(Extracted records begins)
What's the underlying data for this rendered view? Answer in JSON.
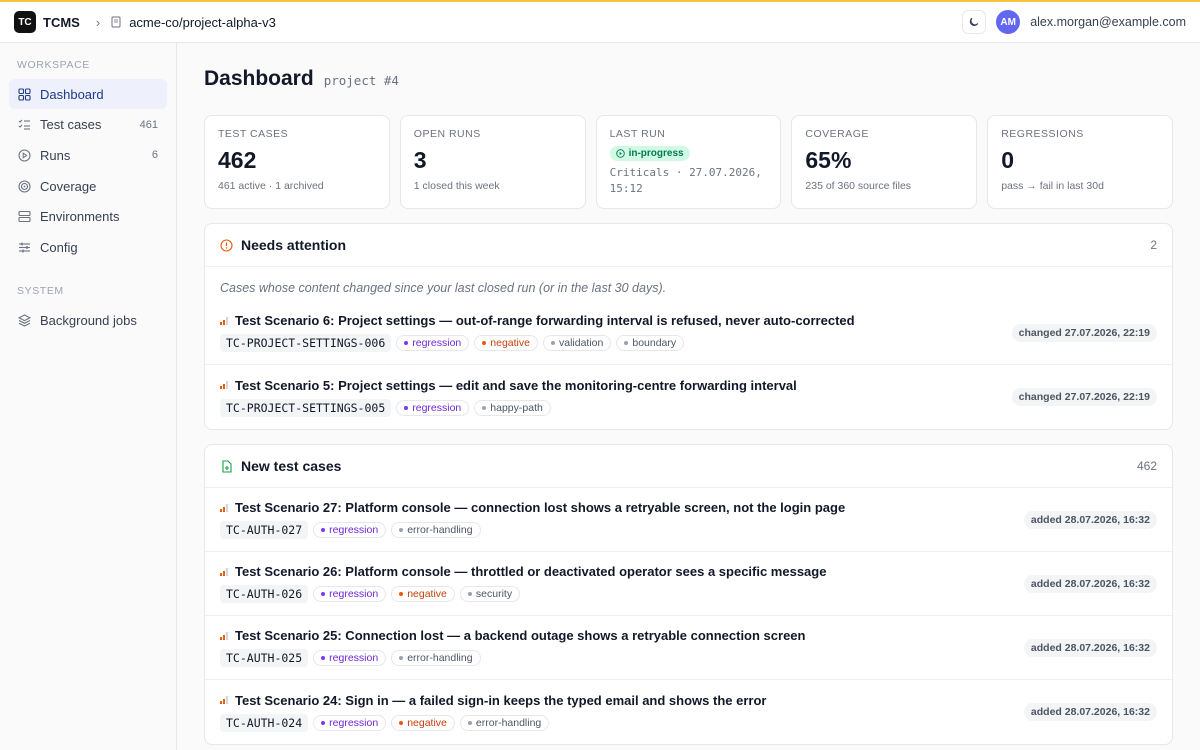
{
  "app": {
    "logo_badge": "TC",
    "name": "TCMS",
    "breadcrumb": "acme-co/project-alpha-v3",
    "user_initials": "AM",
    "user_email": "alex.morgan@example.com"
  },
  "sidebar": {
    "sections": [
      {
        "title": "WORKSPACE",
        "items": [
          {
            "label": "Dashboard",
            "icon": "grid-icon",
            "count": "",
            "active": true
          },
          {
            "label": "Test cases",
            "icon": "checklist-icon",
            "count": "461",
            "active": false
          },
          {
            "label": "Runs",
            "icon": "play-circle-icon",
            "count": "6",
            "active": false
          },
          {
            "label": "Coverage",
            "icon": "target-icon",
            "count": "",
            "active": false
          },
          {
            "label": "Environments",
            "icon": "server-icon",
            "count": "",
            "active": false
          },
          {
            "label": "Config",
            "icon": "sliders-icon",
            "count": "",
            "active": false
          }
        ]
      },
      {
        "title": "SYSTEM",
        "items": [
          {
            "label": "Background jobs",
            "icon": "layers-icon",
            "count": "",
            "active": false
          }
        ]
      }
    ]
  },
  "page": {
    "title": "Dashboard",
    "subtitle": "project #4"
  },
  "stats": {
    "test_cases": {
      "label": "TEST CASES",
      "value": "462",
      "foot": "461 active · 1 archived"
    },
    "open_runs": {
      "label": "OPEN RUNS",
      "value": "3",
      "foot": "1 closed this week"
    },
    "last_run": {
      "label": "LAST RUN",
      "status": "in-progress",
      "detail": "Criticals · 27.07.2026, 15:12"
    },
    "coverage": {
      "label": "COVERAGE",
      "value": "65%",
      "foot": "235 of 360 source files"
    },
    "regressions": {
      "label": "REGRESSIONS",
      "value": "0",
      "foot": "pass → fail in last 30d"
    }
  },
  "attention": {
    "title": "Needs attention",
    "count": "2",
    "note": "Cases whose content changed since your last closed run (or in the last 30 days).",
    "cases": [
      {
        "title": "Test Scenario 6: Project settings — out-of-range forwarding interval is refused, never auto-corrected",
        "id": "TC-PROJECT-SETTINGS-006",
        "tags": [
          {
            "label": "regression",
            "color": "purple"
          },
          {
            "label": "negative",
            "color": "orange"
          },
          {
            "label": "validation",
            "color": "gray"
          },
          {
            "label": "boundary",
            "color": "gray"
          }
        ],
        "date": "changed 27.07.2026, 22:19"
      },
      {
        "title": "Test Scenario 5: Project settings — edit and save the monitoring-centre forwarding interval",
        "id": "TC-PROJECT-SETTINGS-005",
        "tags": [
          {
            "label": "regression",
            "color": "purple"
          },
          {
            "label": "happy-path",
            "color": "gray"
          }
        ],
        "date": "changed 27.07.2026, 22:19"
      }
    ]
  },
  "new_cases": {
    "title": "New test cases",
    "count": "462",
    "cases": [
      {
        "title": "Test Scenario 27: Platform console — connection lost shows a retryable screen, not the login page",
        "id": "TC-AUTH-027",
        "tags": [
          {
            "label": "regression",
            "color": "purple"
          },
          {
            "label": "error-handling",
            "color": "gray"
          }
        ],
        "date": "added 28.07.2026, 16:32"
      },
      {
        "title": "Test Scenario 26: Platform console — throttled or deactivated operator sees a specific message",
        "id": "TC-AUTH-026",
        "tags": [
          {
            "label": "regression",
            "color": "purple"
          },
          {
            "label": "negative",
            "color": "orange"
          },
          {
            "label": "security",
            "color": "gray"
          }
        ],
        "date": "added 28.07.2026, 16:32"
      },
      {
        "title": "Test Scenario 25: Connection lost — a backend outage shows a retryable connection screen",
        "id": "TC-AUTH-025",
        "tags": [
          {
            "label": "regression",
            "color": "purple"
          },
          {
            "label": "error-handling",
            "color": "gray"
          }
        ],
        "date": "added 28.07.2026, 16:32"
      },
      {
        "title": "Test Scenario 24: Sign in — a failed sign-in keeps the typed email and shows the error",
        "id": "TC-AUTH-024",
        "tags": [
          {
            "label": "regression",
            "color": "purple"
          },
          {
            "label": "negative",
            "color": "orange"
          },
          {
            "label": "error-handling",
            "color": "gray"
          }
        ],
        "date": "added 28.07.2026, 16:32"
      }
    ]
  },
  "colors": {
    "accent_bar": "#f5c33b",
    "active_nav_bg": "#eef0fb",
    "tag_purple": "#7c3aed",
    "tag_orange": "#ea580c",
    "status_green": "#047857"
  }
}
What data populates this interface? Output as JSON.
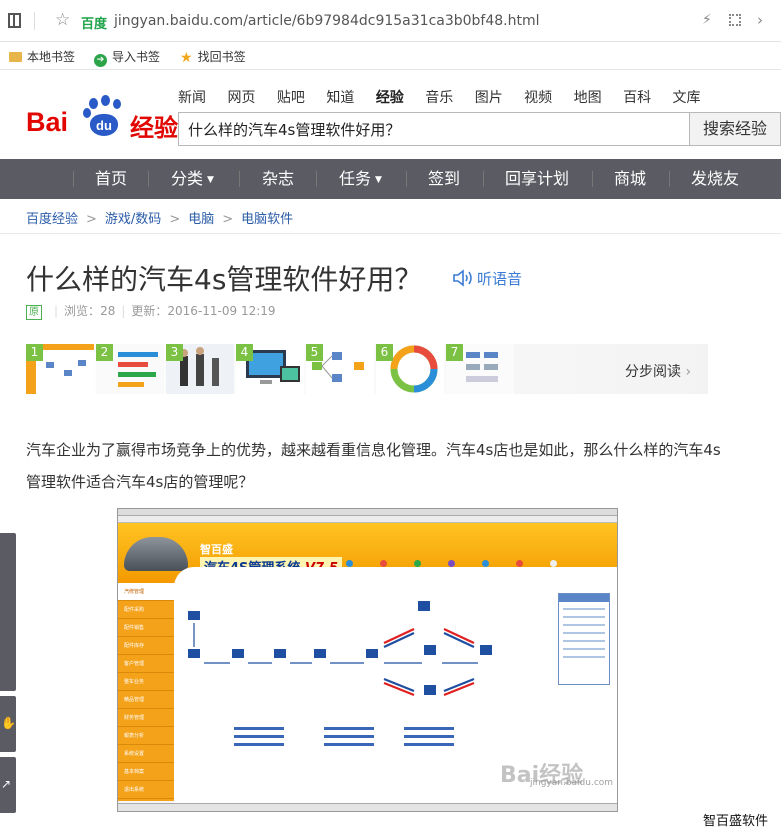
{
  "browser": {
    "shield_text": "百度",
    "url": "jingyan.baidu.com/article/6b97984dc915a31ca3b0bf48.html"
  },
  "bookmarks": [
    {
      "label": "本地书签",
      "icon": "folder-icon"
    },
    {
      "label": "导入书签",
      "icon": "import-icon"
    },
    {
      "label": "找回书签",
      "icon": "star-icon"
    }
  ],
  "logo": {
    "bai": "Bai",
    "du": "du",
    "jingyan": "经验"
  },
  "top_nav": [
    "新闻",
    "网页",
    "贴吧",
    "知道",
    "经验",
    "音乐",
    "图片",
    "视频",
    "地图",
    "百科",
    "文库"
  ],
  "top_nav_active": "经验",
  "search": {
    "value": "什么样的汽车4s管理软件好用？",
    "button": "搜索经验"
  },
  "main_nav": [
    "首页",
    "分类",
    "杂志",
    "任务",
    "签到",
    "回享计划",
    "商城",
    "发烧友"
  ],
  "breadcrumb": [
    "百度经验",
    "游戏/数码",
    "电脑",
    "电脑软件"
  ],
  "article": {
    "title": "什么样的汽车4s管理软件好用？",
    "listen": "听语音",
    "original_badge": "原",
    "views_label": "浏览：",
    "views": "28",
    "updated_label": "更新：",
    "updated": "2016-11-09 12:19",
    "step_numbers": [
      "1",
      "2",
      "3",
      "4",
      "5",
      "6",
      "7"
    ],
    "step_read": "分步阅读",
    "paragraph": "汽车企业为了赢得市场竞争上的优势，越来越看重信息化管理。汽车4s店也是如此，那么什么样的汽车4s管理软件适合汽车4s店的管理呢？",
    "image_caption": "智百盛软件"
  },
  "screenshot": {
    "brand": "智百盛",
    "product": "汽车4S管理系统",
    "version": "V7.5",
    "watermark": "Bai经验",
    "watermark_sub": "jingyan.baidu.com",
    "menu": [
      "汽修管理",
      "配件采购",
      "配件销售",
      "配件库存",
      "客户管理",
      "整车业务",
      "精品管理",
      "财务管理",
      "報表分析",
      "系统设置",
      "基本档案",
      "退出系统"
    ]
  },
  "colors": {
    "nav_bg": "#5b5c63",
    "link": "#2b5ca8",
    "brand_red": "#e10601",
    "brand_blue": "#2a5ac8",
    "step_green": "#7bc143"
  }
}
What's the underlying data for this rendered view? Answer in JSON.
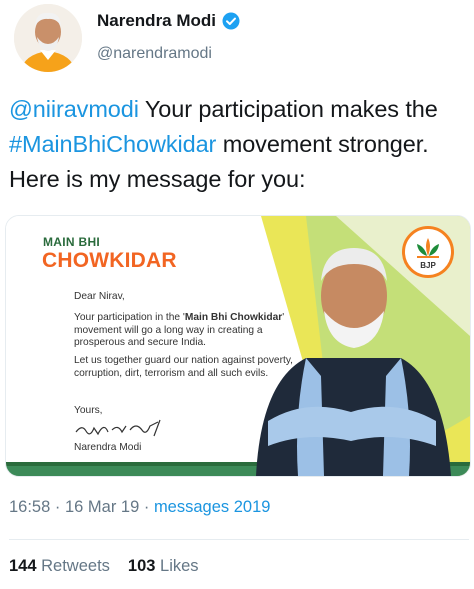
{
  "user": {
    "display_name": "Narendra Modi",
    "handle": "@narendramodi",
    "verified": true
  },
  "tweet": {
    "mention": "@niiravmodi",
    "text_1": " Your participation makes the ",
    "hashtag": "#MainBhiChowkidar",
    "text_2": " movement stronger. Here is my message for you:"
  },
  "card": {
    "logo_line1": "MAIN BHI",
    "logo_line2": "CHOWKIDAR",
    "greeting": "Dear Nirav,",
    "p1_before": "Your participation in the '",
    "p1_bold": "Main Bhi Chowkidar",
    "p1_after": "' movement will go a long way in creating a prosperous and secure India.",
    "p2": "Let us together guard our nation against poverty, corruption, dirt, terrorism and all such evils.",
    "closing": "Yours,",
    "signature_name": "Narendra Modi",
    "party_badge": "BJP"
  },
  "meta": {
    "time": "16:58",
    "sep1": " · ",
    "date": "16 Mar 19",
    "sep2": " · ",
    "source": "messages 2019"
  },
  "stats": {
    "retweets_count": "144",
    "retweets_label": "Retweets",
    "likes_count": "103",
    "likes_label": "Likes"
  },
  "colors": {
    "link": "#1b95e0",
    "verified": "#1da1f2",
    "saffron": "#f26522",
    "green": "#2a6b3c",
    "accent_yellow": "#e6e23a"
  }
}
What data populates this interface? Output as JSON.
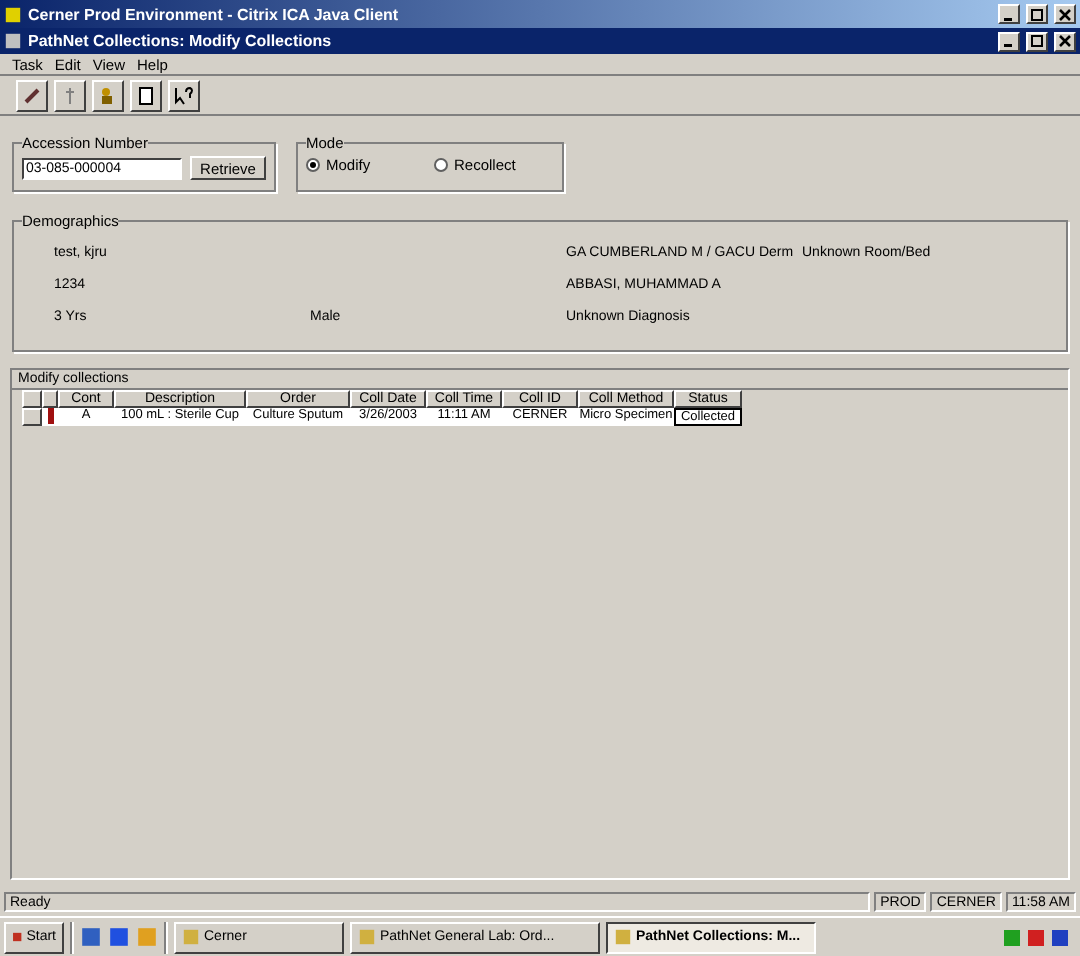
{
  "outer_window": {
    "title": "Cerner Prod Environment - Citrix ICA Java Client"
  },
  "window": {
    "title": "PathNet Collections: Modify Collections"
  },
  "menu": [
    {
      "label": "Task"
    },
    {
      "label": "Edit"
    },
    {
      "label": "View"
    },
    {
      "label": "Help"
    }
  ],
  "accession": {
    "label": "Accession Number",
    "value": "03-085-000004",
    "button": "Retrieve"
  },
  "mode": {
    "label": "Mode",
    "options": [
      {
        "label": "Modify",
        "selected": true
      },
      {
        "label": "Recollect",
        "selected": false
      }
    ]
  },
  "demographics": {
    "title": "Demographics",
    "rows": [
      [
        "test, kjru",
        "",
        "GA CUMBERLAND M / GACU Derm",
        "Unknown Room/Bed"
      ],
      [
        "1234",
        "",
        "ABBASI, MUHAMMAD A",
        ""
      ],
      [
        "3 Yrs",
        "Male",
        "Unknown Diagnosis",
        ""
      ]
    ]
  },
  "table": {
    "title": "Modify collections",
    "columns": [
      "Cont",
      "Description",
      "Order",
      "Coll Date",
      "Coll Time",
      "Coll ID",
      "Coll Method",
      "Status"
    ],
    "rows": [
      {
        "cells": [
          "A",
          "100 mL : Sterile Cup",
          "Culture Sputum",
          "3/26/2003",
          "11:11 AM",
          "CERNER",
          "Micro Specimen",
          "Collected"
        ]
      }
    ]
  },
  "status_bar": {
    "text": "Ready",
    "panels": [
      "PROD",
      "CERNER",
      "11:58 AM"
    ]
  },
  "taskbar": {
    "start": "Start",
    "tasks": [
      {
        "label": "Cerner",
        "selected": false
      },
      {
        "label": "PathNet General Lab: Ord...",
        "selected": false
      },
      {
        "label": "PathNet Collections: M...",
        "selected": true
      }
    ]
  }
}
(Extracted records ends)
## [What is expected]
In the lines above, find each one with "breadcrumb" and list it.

## [Output below]
    "breadcrumb": "acme-co/project-alpha-v3",
  "breadcrumb": [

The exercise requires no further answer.